It’s the 21st century and if women are to have equality it should be across the playing field, including churches who instill in their parishioners that women are second class in the eyes of God.
Yeah, yeah, they’re busy raising kids and they love it!
That’s a choice, but Mormonism (along with many other religions) cut women out of church roles where they could make a difference. It’s an old example, but if women could be Catholic priests and bishops there would have been very little chance the pedophile scandal would have lasted decades.
But what holds Mormonism out beyond all other religions is that reporters and political writers are not supposed to write about the secrets, while most other religions that exclude women from leadership roles are far more open about their beliefs and practices. I found this out when I first started warning people about Mitt Romney in 2007, much of which echoes what’s being said today. It led to my writing being censored by two individuals who were Mormon and who owned my hosting company. Because I linked to a site they felt was disrespectful to Mormonism in general when discussing “Kolob,” which is listed in Wikipedia, they deleted the link without my permission and censored what I could write about Mormonism. I couldn’t get out of there fast enough, a very long month.
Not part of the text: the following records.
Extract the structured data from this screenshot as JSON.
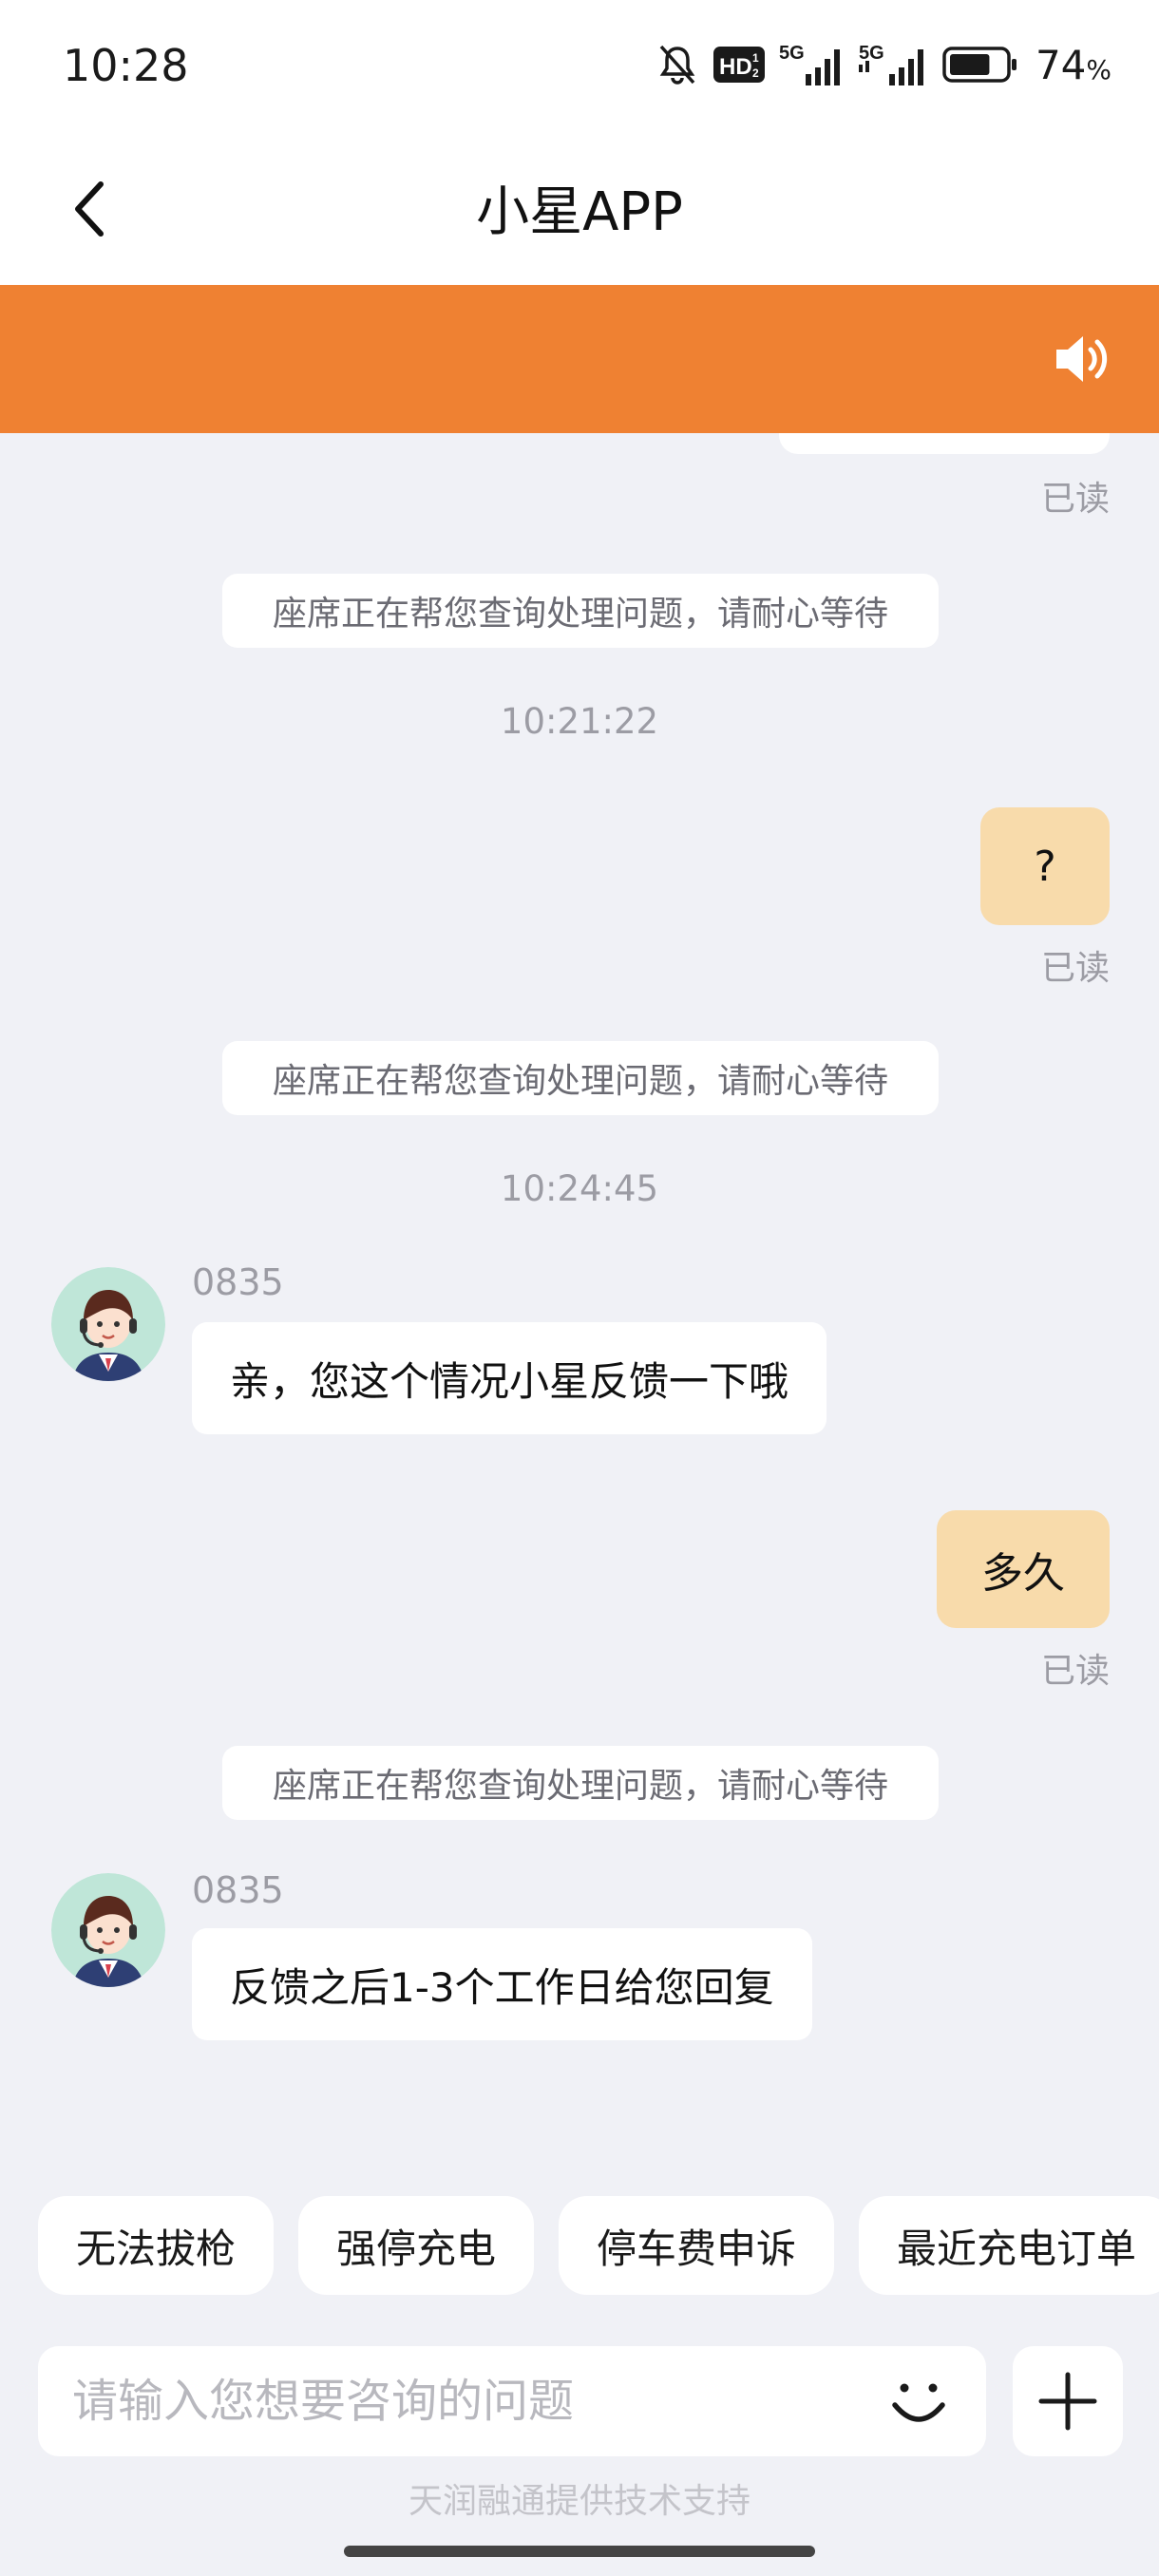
{
  "status_bar": {
    "time": "10:28",
    "hd_badge": "HD",
    "network_1": "5G",
    "network_2": "5G",
    "battery_percent": "74",
    "battery_unit": "%",
    "battery_level": 0.74
  },
  "header": {
    "title": "小星APP"
  },
  "chat": {
    "read_label": "已读",
    "notice_text": "座席正在帮您查询处理问题，请耐心等待",
    "timestamps": [
      "10:21:22",
      "10:24:45"
    ],
    "my_messages": [
      "?",
      "多久"
    ],
    "agent": {
      "id": "0835",
      "messages": [
        "亲，您这个情况小星反馈一下哦",
        "反馈之后1-3个工作日给您回复"
      ]
    }
  },
  "quick_replies": [
    "无法拔枪",
    "强停充电",
    "停车费申诉",
    "最近充电订单"
  ],
  "input": {
    "placeholder": "请输入您想要咨询的问题"
  },
  "footer": {
    "powered_by": "天润融通提供技术支持"
  },
  "colors": {
    "banner": "#ef8132",
    "my_bubble": "#f8dbab",
    "background": "#f0f1f6"
  }
}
I don’t care if a politician believes in a planet called Kolob or nothingness, but I am automatically leery of anyone wanting to be president who won’t discuss aspects of their faith when they’re devout, because the details are considered too sacred or precious for public consumption. I’d also like to know why an atheist is considered less moral than George W. Bush or Barack Obama, who have utilized torture and “kill lists,” respectively.
Republicans have no trouble in questioning Obama’s place of birth, his religion, you name it, even after a full term.
Unfortunately, the problem with Democrats is that if Obama allies started asking questions about Mormonism, even if they were interviewing a recovering Mormon like my husband, the next thing you’d hear is the Booker-Ford-Rattner-Davis-Bill Clinton contingent squealing that “Romney’s religion is off limits.”
It shouldn’t be.